— Required action —
Gather all lines in the data that hold the string "this".

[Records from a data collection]
┄┄┄┄┄┄┄┄┄┄

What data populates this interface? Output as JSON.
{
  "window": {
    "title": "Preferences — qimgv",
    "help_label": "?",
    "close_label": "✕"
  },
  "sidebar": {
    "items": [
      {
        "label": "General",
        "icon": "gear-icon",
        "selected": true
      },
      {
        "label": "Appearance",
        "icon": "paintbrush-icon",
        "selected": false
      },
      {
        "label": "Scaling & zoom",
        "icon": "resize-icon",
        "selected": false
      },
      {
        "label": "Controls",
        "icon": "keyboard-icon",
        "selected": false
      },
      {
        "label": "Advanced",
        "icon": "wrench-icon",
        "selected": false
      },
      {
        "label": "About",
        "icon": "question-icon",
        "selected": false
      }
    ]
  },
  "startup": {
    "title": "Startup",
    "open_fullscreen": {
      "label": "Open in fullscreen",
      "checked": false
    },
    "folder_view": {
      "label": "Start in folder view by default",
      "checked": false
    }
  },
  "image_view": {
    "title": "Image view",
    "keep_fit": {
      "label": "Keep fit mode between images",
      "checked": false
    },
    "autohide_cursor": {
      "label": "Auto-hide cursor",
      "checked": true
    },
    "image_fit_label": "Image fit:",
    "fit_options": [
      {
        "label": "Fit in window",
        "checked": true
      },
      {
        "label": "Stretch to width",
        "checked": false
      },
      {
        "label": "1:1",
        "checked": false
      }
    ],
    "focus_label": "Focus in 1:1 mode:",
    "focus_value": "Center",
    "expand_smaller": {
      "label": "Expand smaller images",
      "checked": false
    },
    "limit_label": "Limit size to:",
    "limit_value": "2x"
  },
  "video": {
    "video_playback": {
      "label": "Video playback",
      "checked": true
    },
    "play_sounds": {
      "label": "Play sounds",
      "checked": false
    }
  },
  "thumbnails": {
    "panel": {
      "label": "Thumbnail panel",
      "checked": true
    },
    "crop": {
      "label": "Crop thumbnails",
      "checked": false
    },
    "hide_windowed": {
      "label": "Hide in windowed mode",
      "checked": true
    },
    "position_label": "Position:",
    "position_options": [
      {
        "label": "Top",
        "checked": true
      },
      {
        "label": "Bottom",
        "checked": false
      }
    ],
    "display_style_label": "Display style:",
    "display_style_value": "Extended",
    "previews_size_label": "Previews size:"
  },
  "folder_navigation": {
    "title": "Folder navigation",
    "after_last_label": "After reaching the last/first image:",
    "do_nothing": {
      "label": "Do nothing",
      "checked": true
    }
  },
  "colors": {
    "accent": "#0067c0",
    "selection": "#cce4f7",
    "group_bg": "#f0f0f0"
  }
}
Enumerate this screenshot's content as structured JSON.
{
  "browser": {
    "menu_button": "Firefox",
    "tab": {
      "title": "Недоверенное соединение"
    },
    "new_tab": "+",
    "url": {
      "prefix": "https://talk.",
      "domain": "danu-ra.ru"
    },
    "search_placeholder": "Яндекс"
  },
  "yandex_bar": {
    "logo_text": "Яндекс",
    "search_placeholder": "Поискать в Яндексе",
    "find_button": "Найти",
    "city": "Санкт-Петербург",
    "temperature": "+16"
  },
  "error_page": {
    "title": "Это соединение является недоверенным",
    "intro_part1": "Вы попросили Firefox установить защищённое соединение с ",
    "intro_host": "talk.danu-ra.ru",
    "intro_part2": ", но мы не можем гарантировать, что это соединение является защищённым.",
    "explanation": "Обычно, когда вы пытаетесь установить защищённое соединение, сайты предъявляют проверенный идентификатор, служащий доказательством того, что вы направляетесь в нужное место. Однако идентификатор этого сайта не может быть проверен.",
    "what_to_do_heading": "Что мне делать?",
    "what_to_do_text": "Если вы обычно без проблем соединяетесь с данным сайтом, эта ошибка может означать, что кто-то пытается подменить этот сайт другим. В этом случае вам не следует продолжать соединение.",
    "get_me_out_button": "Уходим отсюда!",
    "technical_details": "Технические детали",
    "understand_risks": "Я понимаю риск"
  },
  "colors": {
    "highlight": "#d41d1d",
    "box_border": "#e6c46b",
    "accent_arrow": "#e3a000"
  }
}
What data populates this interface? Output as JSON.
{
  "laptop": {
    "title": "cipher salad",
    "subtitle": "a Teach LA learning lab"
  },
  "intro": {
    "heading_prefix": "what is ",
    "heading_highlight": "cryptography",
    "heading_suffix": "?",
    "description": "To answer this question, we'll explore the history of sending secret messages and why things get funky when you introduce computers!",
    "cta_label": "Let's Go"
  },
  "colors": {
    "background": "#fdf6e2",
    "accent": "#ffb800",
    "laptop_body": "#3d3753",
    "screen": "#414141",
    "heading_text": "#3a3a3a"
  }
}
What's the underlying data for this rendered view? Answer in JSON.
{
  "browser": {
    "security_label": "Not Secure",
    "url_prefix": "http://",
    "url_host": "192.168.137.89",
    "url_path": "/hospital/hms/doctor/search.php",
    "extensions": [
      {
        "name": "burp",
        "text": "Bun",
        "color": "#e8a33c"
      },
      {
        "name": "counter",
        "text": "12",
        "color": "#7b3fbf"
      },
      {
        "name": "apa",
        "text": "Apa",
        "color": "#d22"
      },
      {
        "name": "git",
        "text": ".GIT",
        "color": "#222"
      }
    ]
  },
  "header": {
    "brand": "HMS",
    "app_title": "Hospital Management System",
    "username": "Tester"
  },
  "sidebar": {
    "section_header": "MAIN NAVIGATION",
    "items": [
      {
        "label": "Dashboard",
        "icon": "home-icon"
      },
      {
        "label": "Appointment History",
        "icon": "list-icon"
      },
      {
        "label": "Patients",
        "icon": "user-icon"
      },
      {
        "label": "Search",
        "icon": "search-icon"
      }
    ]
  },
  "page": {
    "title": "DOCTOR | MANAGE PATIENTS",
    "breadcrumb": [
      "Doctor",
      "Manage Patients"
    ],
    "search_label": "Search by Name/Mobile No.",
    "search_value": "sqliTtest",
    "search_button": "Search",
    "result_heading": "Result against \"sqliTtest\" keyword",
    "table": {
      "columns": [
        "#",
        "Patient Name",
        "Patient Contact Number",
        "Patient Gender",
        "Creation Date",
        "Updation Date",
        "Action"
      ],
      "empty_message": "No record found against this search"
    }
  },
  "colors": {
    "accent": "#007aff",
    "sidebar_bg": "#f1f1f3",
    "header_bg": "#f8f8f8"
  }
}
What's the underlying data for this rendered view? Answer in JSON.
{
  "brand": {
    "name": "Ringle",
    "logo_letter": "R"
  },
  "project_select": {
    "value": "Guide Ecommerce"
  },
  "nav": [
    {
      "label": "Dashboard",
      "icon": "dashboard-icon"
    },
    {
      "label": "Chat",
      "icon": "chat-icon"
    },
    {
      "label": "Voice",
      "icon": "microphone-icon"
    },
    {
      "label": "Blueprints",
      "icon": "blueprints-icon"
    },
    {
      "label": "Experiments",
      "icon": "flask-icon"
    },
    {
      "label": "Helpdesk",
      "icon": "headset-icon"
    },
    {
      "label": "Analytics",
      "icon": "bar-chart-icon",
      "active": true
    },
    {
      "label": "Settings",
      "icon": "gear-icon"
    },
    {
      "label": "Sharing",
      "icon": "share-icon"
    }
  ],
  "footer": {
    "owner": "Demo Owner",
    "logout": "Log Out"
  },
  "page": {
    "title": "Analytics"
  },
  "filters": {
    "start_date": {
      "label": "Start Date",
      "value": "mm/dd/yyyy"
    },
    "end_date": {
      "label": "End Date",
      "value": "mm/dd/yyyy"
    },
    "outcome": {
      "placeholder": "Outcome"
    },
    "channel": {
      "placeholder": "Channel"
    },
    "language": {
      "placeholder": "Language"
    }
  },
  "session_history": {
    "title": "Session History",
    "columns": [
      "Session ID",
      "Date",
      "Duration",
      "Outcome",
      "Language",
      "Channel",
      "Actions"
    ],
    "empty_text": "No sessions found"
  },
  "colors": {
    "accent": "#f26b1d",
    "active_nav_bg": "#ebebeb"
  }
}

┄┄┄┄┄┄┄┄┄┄

— Answer to the problem —
What data populates this interface? Output as JSON.
Enumerate this screenshot's content as structured JSON.
What data populates this interface? Output as JSON.
    "description": "To answer this question, we'll explore the history of sending secret messages and why things get funky when you introduce computers!",
What's the underlying data for this rendered view? Answer in JSON.
      "empty_message": "No record found against this search"
What's the underlying data for this rendered view? Answer in JSON.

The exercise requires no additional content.